What you are reading right now on your computer screen is some sort of proof that globalization is for real. This article was written in Mumbai (Bombay), India, based on research carried out at a university in Philadelphia, Pa., and is perhaps being read right now by an Algerian management student studying in London.

Though globalization is definitely happening, most empirical studies — with the important exception of the world society approach — do not find convergence in political, social and organizational patterns as a result. The conventional view in the 1950s and 1960s was that the spread of markets and technology would ensure that different societies and economies would converge. In reality, such uniformity has not materialized.
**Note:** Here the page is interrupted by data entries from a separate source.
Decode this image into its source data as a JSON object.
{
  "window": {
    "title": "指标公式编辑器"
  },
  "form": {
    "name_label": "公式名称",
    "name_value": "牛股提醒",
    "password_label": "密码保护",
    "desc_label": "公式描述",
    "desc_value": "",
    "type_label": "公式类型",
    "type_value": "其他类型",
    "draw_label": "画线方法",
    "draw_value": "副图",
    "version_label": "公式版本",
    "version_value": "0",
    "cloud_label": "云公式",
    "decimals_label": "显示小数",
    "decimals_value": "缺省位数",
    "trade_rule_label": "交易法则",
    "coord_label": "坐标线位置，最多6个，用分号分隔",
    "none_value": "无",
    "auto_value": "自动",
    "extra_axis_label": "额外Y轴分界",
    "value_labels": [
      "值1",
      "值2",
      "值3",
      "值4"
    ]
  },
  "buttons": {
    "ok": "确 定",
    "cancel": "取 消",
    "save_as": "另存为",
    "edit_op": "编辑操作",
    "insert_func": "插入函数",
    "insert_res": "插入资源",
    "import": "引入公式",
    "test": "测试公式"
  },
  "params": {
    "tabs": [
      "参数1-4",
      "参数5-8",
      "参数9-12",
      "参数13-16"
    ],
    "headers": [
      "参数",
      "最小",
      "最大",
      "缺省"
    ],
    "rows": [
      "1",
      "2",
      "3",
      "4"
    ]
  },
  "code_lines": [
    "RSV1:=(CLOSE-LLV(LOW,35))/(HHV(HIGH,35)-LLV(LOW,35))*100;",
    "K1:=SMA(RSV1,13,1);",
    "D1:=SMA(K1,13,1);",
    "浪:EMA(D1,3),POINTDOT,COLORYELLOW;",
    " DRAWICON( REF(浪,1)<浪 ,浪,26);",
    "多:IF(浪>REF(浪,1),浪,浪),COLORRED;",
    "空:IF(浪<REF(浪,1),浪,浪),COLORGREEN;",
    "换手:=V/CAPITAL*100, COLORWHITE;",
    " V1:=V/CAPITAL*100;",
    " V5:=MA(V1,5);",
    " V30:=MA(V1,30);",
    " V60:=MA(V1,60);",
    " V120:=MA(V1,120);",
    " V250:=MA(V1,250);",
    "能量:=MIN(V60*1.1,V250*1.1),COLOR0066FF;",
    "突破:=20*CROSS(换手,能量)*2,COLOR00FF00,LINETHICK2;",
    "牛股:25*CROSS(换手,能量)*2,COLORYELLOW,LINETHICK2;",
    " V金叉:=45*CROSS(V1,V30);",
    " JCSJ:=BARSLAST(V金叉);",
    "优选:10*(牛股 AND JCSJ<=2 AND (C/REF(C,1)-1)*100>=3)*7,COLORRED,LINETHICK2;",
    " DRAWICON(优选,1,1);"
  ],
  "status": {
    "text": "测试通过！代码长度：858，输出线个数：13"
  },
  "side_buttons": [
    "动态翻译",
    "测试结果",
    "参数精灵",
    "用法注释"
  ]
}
Diversity endures, a fact which is now being recognized in modern research on the effects of globalization.

Another conclusion which emerges from this review of contemporary writing and research on globalization is that it neither threatens the nation-state nor the welfare state. Both will survive into the future, and there is no better testimony of this than the fact that the number of members of the United Nations has increased from 157 to 184 between 1980 and 1995. The most commonly voiced fears about globalization could be exaggerated, if not unfounded.

Perhaps the most difficult debate surrounding globalization revolves around the question of whether it is merely a continuation of the trend towards modernity or the beginning of a new era. For sociologists, the relationship between modernity and globality is of central importance. There are more and better arguments to support the case for globality being different from modernity, says Guillen.

And, finally, the fifth issue: Is a global culture in the making? The idea dates back to the 1960s and Marshall McLuhan’s concept of the global village. However, though a few contemporary scholars maintain that a global consumerist culture is indeed on the rise, they are outnumbered by those holding the opposite view. Ultimately, the issue about the alleged rise of a global culture can be examined with a simple question: What is the global language? English is the obvious answer, but it is sobering to remember that its dominance is being threatened even in traditional strongholds like the U.K. and the U.S.

Thus the social science on globalization contains important theoretical and empirical disagreements. The complexity of the entire process, argues Guillen, suggests that additional research – leading to a comparative sociology of globalization – is needed. We are far removed from any final answers about globalization and its effects on economies, societies and political systems.